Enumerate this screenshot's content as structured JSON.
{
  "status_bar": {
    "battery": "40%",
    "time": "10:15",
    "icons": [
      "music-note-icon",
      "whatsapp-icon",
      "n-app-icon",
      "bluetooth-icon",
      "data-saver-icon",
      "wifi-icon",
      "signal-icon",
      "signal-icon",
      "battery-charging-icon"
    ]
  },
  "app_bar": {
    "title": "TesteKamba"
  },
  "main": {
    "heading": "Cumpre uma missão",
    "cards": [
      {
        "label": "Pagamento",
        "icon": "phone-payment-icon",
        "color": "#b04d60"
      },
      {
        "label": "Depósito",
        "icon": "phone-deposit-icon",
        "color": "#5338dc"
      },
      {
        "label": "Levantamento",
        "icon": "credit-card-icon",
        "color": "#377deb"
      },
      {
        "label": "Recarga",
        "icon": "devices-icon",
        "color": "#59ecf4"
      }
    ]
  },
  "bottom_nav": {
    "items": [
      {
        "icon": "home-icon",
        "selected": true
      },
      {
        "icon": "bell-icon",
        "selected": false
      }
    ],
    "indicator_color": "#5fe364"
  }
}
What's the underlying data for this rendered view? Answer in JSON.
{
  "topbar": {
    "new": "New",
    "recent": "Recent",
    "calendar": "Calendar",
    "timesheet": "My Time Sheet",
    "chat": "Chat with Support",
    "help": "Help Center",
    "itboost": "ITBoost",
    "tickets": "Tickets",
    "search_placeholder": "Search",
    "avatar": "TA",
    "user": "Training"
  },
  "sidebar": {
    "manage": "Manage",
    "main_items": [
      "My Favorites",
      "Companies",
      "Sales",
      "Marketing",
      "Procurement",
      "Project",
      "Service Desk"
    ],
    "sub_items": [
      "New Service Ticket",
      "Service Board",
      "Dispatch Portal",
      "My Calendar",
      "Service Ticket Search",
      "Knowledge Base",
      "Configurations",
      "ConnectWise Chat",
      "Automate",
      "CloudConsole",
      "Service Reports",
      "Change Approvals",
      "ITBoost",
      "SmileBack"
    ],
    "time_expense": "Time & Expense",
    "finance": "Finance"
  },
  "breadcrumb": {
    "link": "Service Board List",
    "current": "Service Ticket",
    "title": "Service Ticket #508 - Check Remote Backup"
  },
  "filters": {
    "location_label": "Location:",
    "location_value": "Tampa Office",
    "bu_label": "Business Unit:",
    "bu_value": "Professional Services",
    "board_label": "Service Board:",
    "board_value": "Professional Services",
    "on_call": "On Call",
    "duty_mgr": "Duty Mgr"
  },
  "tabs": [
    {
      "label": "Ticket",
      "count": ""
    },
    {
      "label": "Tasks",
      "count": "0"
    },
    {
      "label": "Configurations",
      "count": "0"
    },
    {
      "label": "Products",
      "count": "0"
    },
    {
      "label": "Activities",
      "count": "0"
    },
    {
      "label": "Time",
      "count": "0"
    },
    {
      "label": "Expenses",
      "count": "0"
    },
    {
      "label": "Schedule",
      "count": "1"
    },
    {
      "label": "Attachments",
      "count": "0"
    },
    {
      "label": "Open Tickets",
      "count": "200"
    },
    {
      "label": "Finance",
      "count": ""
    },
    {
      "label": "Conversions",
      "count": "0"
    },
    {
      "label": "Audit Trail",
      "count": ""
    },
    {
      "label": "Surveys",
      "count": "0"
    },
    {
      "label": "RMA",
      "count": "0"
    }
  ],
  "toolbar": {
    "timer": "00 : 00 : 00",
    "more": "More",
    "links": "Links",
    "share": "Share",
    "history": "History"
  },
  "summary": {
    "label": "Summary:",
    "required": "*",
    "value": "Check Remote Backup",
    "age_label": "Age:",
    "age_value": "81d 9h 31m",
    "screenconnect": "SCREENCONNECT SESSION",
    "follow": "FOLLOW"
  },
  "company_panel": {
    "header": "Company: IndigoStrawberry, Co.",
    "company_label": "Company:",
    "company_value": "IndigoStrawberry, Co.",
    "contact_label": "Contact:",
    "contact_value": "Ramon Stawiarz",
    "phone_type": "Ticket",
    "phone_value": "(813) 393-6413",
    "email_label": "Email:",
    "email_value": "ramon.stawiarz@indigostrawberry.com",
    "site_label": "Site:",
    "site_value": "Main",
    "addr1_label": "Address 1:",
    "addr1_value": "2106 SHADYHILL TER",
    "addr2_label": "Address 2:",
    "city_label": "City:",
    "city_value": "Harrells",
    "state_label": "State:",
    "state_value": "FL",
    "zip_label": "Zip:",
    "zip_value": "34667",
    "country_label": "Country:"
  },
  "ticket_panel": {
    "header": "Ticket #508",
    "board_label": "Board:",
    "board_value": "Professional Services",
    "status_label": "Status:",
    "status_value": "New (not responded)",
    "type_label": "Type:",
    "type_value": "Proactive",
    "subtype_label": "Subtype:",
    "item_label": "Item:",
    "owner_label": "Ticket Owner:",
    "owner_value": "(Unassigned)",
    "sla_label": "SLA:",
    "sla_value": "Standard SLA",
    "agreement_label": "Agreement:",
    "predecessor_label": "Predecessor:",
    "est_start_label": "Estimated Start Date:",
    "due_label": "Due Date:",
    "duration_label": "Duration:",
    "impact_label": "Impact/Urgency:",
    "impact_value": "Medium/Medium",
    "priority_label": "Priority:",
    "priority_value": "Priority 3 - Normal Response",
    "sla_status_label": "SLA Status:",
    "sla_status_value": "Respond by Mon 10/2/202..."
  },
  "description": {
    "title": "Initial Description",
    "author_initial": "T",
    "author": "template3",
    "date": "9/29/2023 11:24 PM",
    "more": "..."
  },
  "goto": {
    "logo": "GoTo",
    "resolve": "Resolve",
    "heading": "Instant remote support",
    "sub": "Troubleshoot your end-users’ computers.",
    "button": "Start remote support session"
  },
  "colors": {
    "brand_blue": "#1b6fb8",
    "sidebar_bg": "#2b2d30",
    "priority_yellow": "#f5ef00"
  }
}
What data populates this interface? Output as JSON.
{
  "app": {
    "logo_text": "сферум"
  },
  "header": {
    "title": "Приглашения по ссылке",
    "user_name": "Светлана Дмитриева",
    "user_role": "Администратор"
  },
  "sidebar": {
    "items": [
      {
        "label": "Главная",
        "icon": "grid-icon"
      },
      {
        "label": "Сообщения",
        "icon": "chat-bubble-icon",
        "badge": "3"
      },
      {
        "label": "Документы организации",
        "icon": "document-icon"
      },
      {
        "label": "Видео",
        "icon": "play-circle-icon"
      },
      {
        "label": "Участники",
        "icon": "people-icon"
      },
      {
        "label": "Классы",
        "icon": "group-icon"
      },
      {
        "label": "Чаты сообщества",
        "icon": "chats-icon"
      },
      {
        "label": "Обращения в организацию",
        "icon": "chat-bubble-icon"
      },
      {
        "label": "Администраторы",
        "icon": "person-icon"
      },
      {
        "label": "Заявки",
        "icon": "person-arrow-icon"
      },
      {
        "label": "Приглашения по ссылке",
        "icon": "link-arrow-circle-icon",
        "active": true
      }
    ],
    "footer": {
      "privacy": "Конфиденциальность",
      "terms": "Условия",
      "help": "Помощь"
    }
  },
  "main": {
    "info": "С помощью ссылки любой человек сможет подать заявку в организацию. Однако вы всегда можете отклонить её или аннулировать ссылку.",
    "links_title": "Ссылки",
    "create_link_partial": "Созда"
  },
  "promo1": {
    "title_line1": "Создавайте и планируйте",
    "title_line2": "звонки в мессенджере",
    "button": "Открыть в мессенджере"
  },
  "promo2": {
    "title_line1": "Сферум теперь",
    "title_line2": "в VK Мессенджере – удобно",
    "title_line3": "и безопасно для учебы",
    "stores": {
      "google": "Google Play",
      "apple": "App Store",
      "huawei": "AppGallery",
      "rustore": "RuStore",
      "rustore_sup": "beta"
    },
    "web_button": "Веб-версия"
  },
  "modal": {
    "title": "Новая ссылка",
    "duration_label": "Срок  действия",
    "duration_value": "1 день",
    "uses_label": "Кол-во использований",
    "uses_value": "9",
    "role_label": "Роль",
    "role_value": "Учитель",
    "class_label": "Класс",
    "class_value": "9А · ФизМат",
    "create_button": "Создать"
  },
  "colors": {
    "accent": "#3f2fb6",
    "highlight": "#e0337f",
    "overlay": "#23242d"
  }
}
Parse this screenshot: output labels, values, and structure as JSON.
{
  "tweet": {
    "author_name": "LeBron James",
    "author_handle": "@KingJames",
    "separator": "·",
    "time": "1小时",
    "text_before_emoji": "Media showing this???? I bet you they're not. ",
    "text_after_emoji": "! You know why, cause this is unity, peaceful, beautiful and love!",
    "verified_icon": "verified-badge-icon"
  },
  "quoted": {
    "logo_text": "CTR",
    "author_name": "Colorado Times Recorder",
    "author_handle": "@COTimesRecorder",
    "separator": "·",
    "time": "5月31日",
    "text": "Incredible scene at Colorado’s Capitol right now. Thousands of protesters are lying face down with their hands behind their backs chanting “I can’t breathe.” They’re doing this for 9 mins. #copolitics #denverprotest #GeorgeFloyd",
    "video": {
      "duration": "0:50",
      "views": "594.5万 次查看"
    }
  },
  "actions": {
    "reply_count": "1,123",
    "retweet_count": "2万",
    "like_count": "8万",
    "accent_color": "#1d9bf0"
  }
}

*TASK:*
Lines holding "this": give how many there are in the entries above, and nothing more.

*OUTPUT OF THE EXERCISE:*
7